Content starts

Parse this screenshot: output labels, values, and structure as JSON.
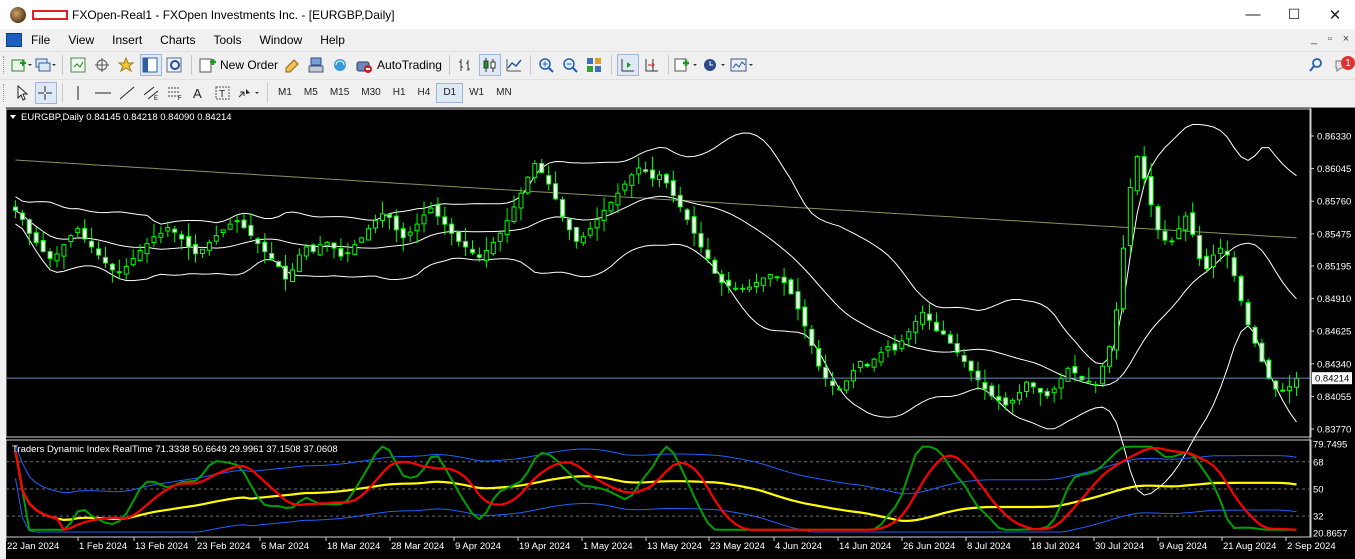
{
  "window": {
    "title": "FXOpen-Real1 - FXOpen Investments Inc. - [EURGBP,Daily]",
    "controls": [
      "—",
      "☐",
      "✕"
    ]
  },
  "menu": [
    "File",
    "View",
    "Insert",
    "Charts",
    "Tools",
    "Window",
    "Help"
  ],
  "mdi_controls": [
    "_",
    "▫",
    "×"
  ],
  "toolbar": {
    "new_order_label": "New Order",
    "autotrading_label": "AutoTrading",
    "notification_count": "1"
  },
  "timeframes": [
    "M1",
    "M5",
    "M15",
    "M30",
    "H1",
    "H4",
    "D1",
    "W1",
    "MN"
  ],
  "active_timeframe": "D1",
  "colors": {
    "chart_bg": "#000000",
    "candle": "#00ff00",
    "bollinger": "#ffffff",
    "ma_long": "#8f8f60",
    "tdi_blue": "#1e60ff",
    "tdi_yellow": "#ffff00",
    "tdi_red": "#ff0000",
    "tdi_green": "#00a000",
    "level_line": "#6e88b8"
  },
  "main_chart": {
    "header": "EURGBP,Daily  0.84145 0.84218 0.84090 0.84214",
    "current_price": "0.84214",
    "price_ticks": [
      "0.86330",
      "0.86045",
      "0.85760",
      "0.85475",
      "0.85195",
      "0.84910",
      "0.84625",
      "0.84340",
      "0.84055",
      "0.83770"
    ]
  },
  "indicator": {
    "header": "Traders Dynamic Index RealTime 71.3338 50.6649 29.9961 37.1508 37.0608",
    "scale_labels": [
      "79.7495",
      "68",
      "50",
      "32",
      "20.8657"
    ]
  },
  "chart_data": {
    "type": "candlestick",
    "symbol": "EURGBP",
    "timeframe": "Daily",
    "x_tick_labels": [
      "22 Jan 2024",
      "1 Feb 2024",
      "13 Feb 2024",
      "23 Feb 2024",
      "6 Mar 2024",
      "18 Mar 2024",
      "28 Mar 2024",
      "9 Apr 2024",
      "19 Apr 2024",
      "1 May 2024",
      "13 May 2024",
      "23 May 2024",
      "4 Jun 2024",
      "14 Jun 2024",
      "26 Jun 2024",
      "8 Jul 2024",
      "18 Jul 2024",
      "30 Jul 2024",
      "9 Aug 2024",
      "21 Aug 2024",
      "2 Sep 2024"
    ],
    "ylim": [
      0.8377,
      0.8633
    ],
    "close_series": [
      0.8568,
      0.856,
      0.8548,
      0.854,
      0.8532,
      0.8526,
      0.853,
      0.8538,
      0.8546,
      0.8552,
      0.8543,
      0.8536,
      0.8529,
      0.8522,
      0.8516,
      0.8514,
      0.8519,
      0.8526,
      0.8533,
      0.8539,
      0.8545,
      0.8548,
      0.8553,
      0.8549,
      0.8543,
      0.8536,
      0.853,
      0.8534,
      0.854,
      0.8546,
      0.8551,
      0.8556,
      0.8559,
      0.8553,
      0.8546,
      0.8539,
      0.8532,
      0.8526,
      0.8519,
      0.8508,
      0.8516,
      0.8529,
      0.8536,
      0.8532,
      0.8538,
      0.854,
      0.8535,
      0.8528,
      0.8531,
      0.8538,
      0.8544,
      0.8552,
      0.8559,
      0.8565,
      0.8562,
      0.8551,
      0.8544,
      0.8549,
      0.8556,
      0.8564,
      0.857,
      0.8563,
      0.8556,
      0.8548,
      0.8541,
      0.8536,
      0.8531,
      0.8527,
      0.8533,
      0.854,
      0.8548,
      0.8559,
      0.8571,
      0.8583,
      0.8597,
      0.8609,
      0.8601,
      0.8591,
      0.8578,
      0.8563,
      0.8551,
      0.8541,
      0.8545,
      0.8552,
      0.856,
      0.8568,
      0.8575,
      0.8583,
      0.8591,
      0.8599,
      0.8605,
      0.8602,
      0.8596,
      0.8599,
      0.8592,
      0.8581,
      0.8571,
      0.856,
      0.8548,
      0.8536,
      0.8526,
      0.8513,
      0.8505,
      0.8502,
      0.85,
      0.8499,
      0.8501,
      0.8505,
      0.8509,
      0.8512,
      0.851,
      0.8505,
      0.8495,
      0.8482,
      0.8467,
      0.845,
      0.8432,
      0.8421,
      0.8415,
      0.8412,
      0.8419,
      0.8428,
      0.8436,
      0.8432,
      0.8438,
      0.8444,
      0.8449,
      0.8446,
      0.8454,
      0.8462,
      0.8471,
      0.8479,
      0.8472,
      0.8463,
      0.846,
      0.8452,
      0.8444,
      0.8436,
      0.8428,
      0.842,
      0.8412,
      0.8406,
      0.8402,
      0.8398,
      0.8402,
      0.8409,
      0.8418,
      0.8414,
      0.8409,
      0.8406,
      0.8412,
      0.8421,
      0.843,
      0.8426,
      0.842,
      0.8418,
      0.8416,
      0.8432,
      0.8449,
      0.8481,
      0.8535,
      0.8588,
      0.8615,
      0.8596,
      0.8573,
      0.8551,
      0.8542,
      0.8541,
      0.8552,
      0.8563,
      0.8547,
      0.8526,
      0.8517,
      0.8529,
      0.8535,
      0.8529,
      0.8511,
      0.8489,
      0.8468,
      0.8452,
      0.8436,
      0.8421,
      0.8412,
      0.841,
      0.8414,
      0.8421
    ]
  }
}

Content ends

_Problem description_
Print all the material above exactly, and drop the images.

_Exercise answer_
Parse this screenshot: output labels, values, and structure as JSON.
{
  "window": {
    "title": "FXOpen-Real1 - FXOpen Investments Inc. - [EURGBP,Daily]",
    "controls": [
      "—",
      "☐",
      "✕"
    ]
  },
  "menu": [
    "File",
    "View",
    "Insert",
    "Charts",
    "Tools",
    "Window",
    "Help"
  ],
  "mdi_controls": [
    "_",
    "▫",
    "×"
  ],
  "toolbar": {
    "new_order_label": "New Order",
    "autotrading_label": "AutoTrading",
    "notification_count": "1"
  },
  "timeframes": [
    "M1",
    "M5",
    "M15",
    "M30",
    "H1",
    "H4",
    "D1",
    "W1",
    "MN"
  ],
  "active_timeframe": "D1",
  "colors": {
    "chart_bg": "#000000",
    "candle": "#00ff00",
    "bollinger": "#ffffff",
    "ma_long": "#8f8f60",
    "tdi_blue": "#1e60ff",
    "tdi_yellow": "#ffff00",
    "tdi_red": "#ff0000",
    "tdi_green": "#00a000",
    "level_line": "#6e88b8"
  },
  "main_chart": {
    "header": "EURGBP,Daily  0.84145 0.84218 0.84090 0.84214",
    "current_price": "0.84214",
    "price_ticks": [
      "0.86330",
      "0.86045",
      "0.85760",
      "0.85475",
      "0.85195",
      "0.84910",
      "0.84625",
      "0.84340",
      "0.84055",
      "0.83770"
    ]
  },
  "indicator": {
    "header": "Traders Dynamic Index RealTime 71.3338 50.6649 29.9961 37.1508 37.0608",
    "scale_labels": [
      "79.7495",
      "68",
      "50",
      "32",
      "20.8657"
    ]
  },
  "chart_data": {
    "type": "candlestick",
    "symbol": "EURGBP",
    "timeframe": "Daily",
    "x_tick_labels": [
      "22 Jan 2024",
      "1 Feb 2024",
      "13 Feb 2024",
      "23 Feb 2024",
      "6 Mar 2024",
      "18 Mar 2024",
      "28 Mar 2024",
      "9 Apr 2024",
      "19 Apr 2024",
      "1 May 2024",
      "13 May 2024",
      "23 May 2024",
      "4 Jun 2024",
      "14 Jun 2024",
      "26 Jun 2024",
      "8 Jul 2024",
      "18 Jul 2024",
      "30 Jul 2024",
      "9 Aug 2024",
      "21 Aug 2024",
      "2 Sep 2024"
    ],
    "ylim": [
      0.8377,
      0.8633
    ],
    "close_series": [
      0.8568,
      0.856,
      0.8548,
      0.854,
      0.8532,
      0.8526,
      0.853,
      0.8538,
      0.8546,
      0.8552,
      0.8543,
      0.8536,
      0.8529,
      0.8522,
      0.8516,
      0.8514,
      0.8519,
      0.8526,
      0.8533,
      0.8539,
      0.8545,
      0.8548,
      0.8553,
      0.8549,
      0.8543,
      0.8536,
      0.853,
      0.8534,
      0.854,
      0.8546,
      0.8551,
      0.8556,
      0.8559,
      0.8553,
      0.8546,
      0.8539,
      0.8532,
      0.8526,
      0.8519,
      0.8508,
      0.8516,
      0.8529,
      0.8536,
      0.8532,
      0.8538,
      0.854,
      0.8535,
      0.8528,
      0.8531,
      0.8538,
      0.8544,
      0.8552,
      0.8559,
      0.8565,
      0.8562,
      0.8551,
      0.8544,
      0.8549,
      0.8556,
      0.8564,
      0.857,
      0.8563,
      0.8556,
      0.8548,
      0.8541,
      0.8536,
      0.8531,
      0.8527,
      0.8533,
      0.854,
      0.8548,
      0.8559,
      0.8571,
      0.8583,
      0.8597,
      0.8609,
      0.8601,
      0.8591,
      0.8578,
      0.8563,
      0.8551,
      0.8541,
      0.8545,
      0.8552,
      0.856,
      0.8568,
      0.8575,
      0.8583,
      0.8591,
      0.8599,
      0.8605,
      0.8602,
      0.8596,
      0.8599,
      0.8592,
      0.8581,
      0.8571,
      0.856,
      0.8548,
      0.8536,
      0.8526,
      0.8513,
      0.8505,
      0.8502,
      0.85,
      0.8499,
      0.8501,
      0.8505,
      0.8509,
      0.8512,
      0.851,
      0.8505,
      0.8495,
      0.8482,
      0.8467,
      0.845,
      0.8432,
      0.8421,
      0.8415,
      0.8412,
      0.8419,
      0.8428,
      0.8436,
      0.8432,
      0.8438,
      0.8444,
      0.8449,
      0.8446,
      0.8454,
      0.8462,
      0.8471,
      0.8479,
      0.8472,
      0.8463,
      0.846,
      0.8452,
      0.8444,
      0.8436,
      0.8428,
      0.842,
      0.8412,
      0.8406,
      0.8402,
      0.8398,
      0.8402,
      0.8409,
      0.8418,
      0.8414,
      0.8409,
      0.8406,
      0.8412,
      0.8421,
      0.843,
      0.8426,
      0.842,
      0.8418,
      0.8416,
      0.8432,
      0.8449,
      0.8481,
      0.8535,
      0.8588,
      0.8615,
      0.8596,
      0.8573,
      0.8551,
      0.8542,
      0.8541,
      0.8552,
      0.8563,
      0.8547,
      0.8526,
      0.8517,
      0.8529,
      0.8535,
      0.8529,
      0.8511,
      0.8489,
      0.8468,
      0.8452,
      0.8436,
      0.8421,
      0.8412,
      0.841,
      0.8414,
      0.8421
    ]
  }
}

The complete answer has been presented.